After weeks of prevarication, the Prime Minister told Tory MPs at a private meeting of the backbench 1922 Committee that she wanted to create a new generation of schools based on ability.
May insisted that she didn’t want to ‘impose’ new grammars on areas and did not want to ‘turn the clock back’ to the crude 11-plus system abolished in much of the country in the 1970s.
She wanted to create a “21st century education system” with an “element of selection”, sources who were at the meeting said.
And she accused her opponents - in Labour, teaching unions and even her own party - of hypocrisy, claiming that there was already selection taking place because wealthier parents bought homes near the best state schools.
“We have already got selection, haven’t we? It’s called ‘selection by house price’!” she said.
Her words at the private meeting on Tuesday night in the Commons follow repeated obfuscations by ministers over whether the Government would bring forward new grammars.
The secret plans - as well as ministers’ worries - revealed when a photographer snapped a memo carried by the Department for Education’s most senior civil servant on Tuesday.
The leaked document made plain that Education Secretary Justine Greening’s “clear position” was that new grammars could only be approved if current selective schools reformed to show that pupils who fail to get in are not disadvantaged.
When asked if she planned new grammars, May herself refused to answer three times on the Andrew Marr show last weekend.

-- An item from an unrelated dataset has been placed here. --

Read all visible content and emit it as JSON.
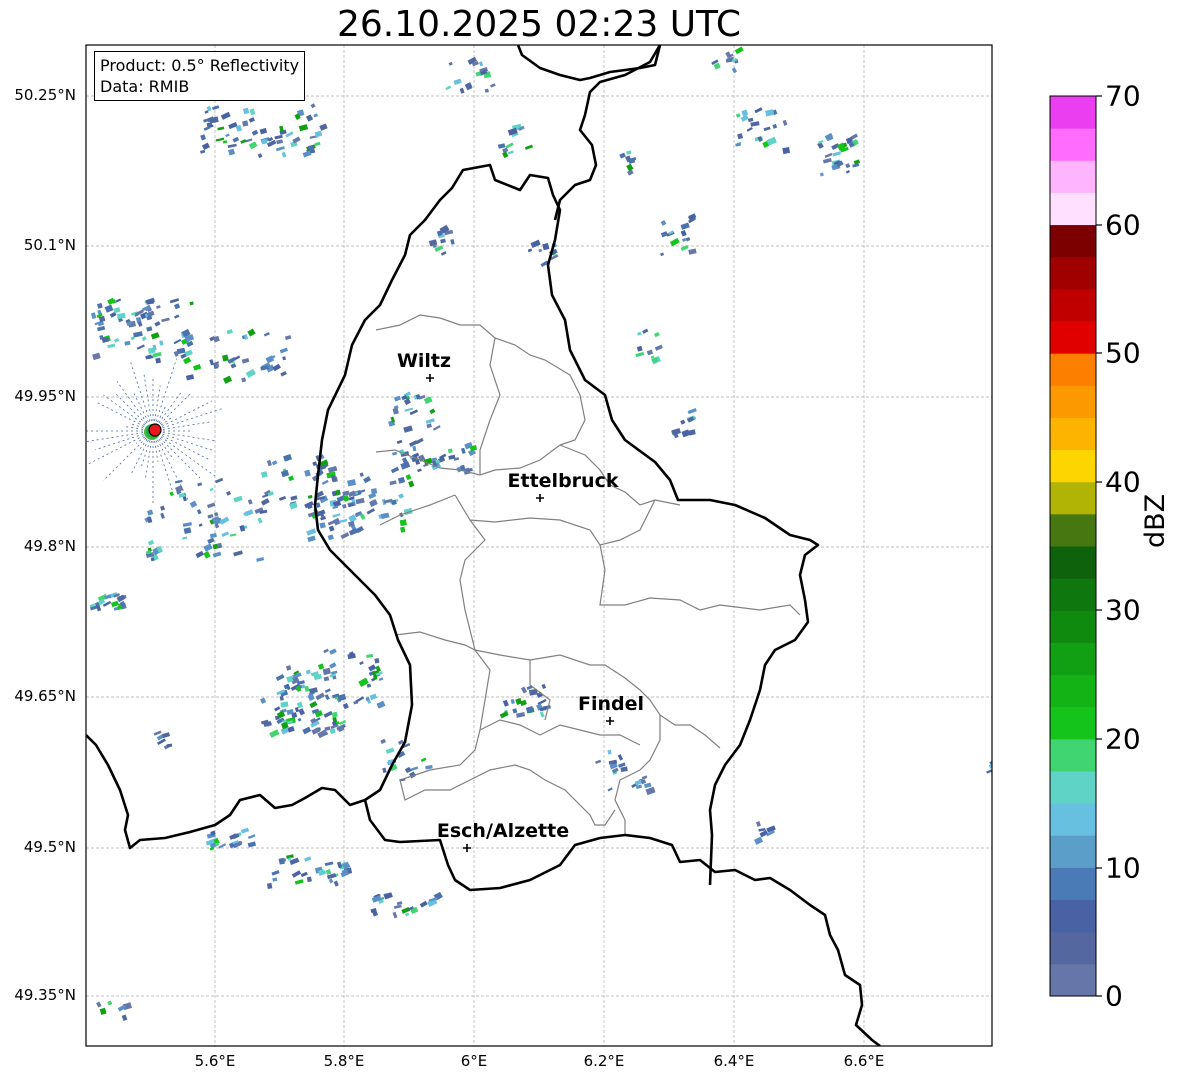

The Government faces a bitter battle over the plans as they were not in the Tory manifesto in 2015 and appear to run counter to May’s claim when she became PM that she wanted to govern to help the poorest.
Studies by think tanks on the left and the right of politics have concluded that grammar schools do not help the worst off children, whereas non-selective schools are the best way to raise standards for all.

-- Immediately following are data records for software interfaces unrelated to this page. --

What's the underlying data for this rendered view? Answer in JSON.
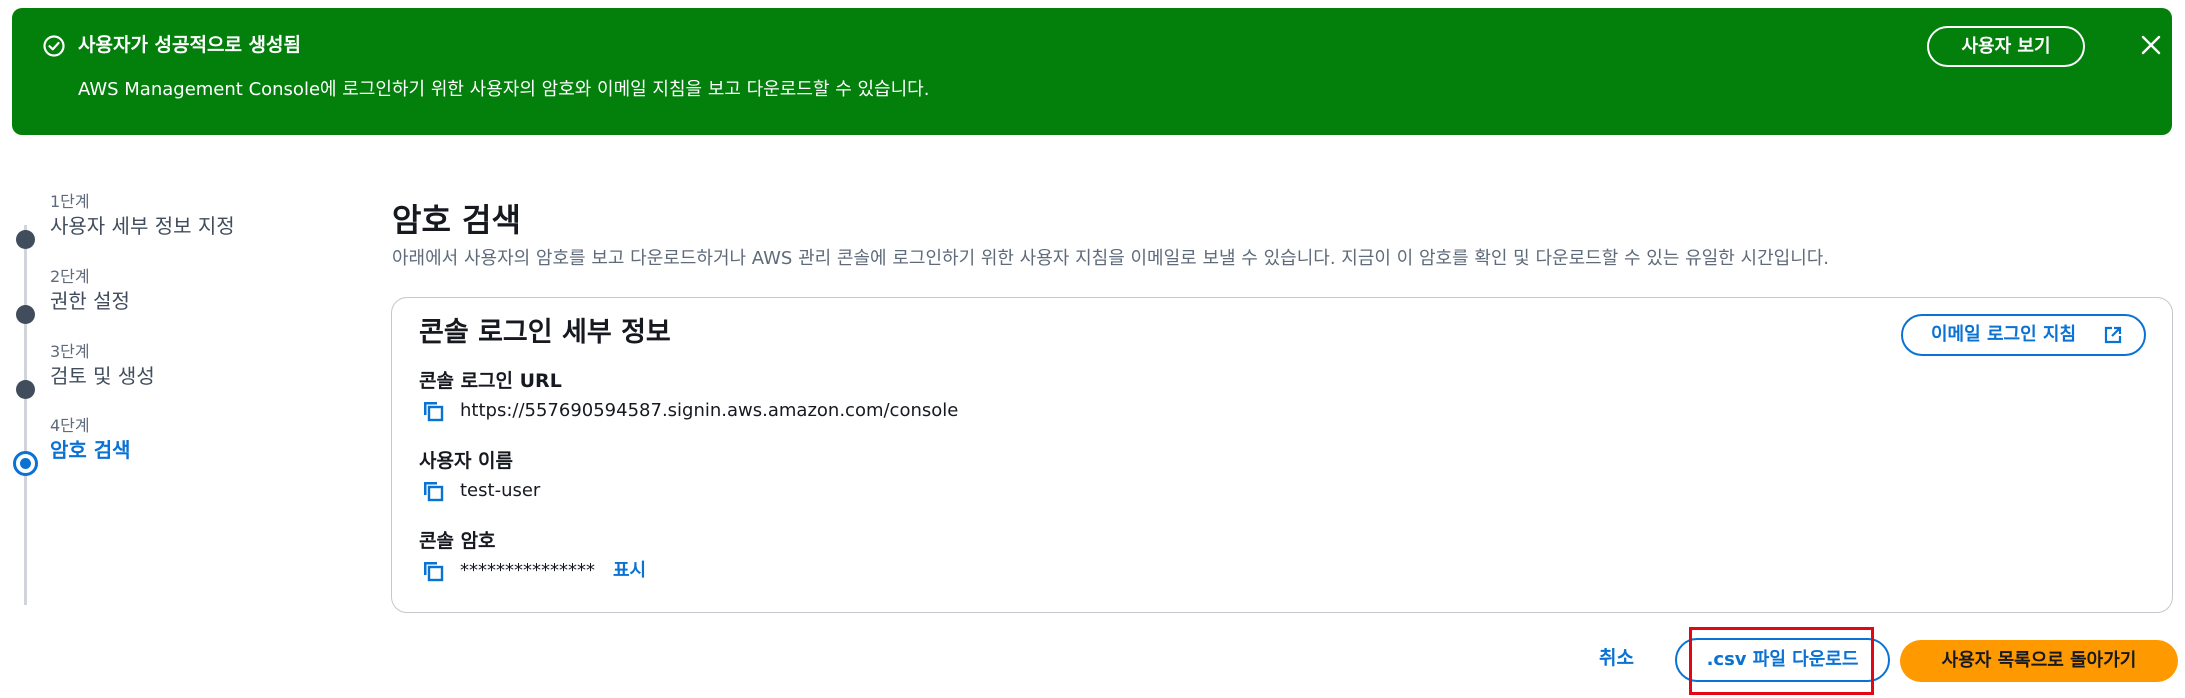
{
  "banner": {
    "title": "사용자가 성공적으로 생성됨",
    "description": "AWS Management Console에 로그인하기 위한 사용자의 암호와 이메일 지침을 보고 다운로드할 수 있습니다.",
    "view_user_button": "사용자 보기",
    "icon": "check-circle-icon",
    "close_icon": "close-icon",
    "color": "#037f0c"
  },
  "steps": [
    {
      "number": "1단계",
      "label": "사용자 세부 정보 지정"
    },
    {
      "number": "2단계",
      "label": "권한 설정"
    },
    {
      "number": "3단계",
      "label": "검토 및 생성"
    },
    {
      "number": "4단계",
      "label": "암호 검색",
      "active": true
    }
  ],
  "main": {
    "title": "암호 검색",
    "description": "아래에서 사용자의 암호를 보고 다운로드하거나 AWS 관리 콘솔에 로그인하기 위한 사용자 지침을 이메일로 보낼 수 있습니다. 지금이 이 암호를 확인 및 다운로드할 수 있는 유일한 시간입니다."
  },
  "card": {
    "title": "콘솔 로그인 세부 정보",
    "email_button": "이메일 로그인 지침",
    "fields": {
      "url": {
        "label": "콘솔 로그인 URL",
        "value": "https://557690594587.signin.aws.amazon.com/console"
      },
      "username": {
        "label": "사용자 이름",
        "value": "test-user"
      },
      "password": {
        "label": "콘솔 암호",
        "value": "***************",
        "show_label": "표시"
      }
    }
  },
  "footer": {
    "cancel": "취소",
    "csv_download": ".csv 파일 다운로드",
    "back_to_list": "사용자 목록으로 돌아가기"
  },
  "colors": {
    "accent": "#0972d3",
    "primary_button": "#ff9900",
    "highlight": "#e30613"
  }
}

But Government sources stressed today that the extra element of selection in the state system would come with a series of obligations and strict targets on the number of children on free school meals allowed entry.
The new grammars would also have to build deep links with their local community and have ‘feeder’ primary schools to ensure that the most deprived but most able children were given the best chance of entry.

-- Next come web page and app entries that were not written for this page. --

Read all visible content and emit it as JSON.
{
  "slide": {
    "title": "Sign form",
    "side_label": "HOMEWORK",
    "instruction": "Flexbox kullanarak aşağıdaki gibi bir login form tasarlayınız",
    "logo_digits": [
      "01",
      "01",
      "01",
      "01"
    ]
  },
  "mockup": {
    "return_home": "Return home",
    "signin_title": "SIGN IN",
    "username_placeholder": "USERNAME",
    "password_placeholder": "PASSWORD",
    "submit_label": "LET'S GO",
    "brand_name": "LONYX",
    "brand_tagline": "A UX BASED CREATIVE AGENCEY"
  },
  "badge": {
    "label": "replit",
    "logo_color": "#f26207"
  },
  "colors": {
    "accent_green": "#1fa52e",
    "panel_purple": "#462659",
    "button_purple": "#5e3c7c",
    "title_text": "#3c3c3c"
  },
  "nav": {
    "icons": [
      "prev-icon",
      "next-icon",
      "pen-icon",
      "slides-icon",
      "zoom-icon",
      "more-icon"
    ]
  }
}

The PM stressed at the 1922 Committee meeting that no schools would be imposed on any area that didn’t want them and they would be “inclusive and not exclusive”.
She is keen to ensure that parents and pupils choose schools rather than schools choosing pupils, and some allies suggest she could turn some ‘Free Schools’, outside council control, into the new grammars.
However, the Government’s social mobility tsar has given a stark warning of the dangers of a switch back to academic selection.
In an interview with The Guardian Alan Milburn said he will wait to hear the Government’s proposals but added: “Frankly, I still remain sceptical about the social mobility dividend.”
The former Labour cabinet minister said: “This is not selection educationally, it is selection socially. If (more of) that is what is being talked about, it will not provide a social mobility dividend, it will be a social mobility disaster.”
Milburn recommended a number of policies to address inequalities in education, including better pay and discounted housing for teachers who move to disadvantaged areas, having a Ucas-style system for pupils going down the vocational route, and improving parenting skills.
Lib Dem education spokesman John Pugh ridiculed the PM’s idea: “There is no such thing as inclusive grammar schools. By their very nature they exclude children who don’t pass a test aged 11.”
Labour’s shadow education secretary Angela Rayner said: “The prime minister talks about social inclusion while at the same time advocating social segregation through grammar school selection.”
Sir Michael Wilshaw, chief inspector of schools watchdog Ofsted, this week said the idea that poor children would benefit from a return of grammar schools was “tosh” and “nonsense”.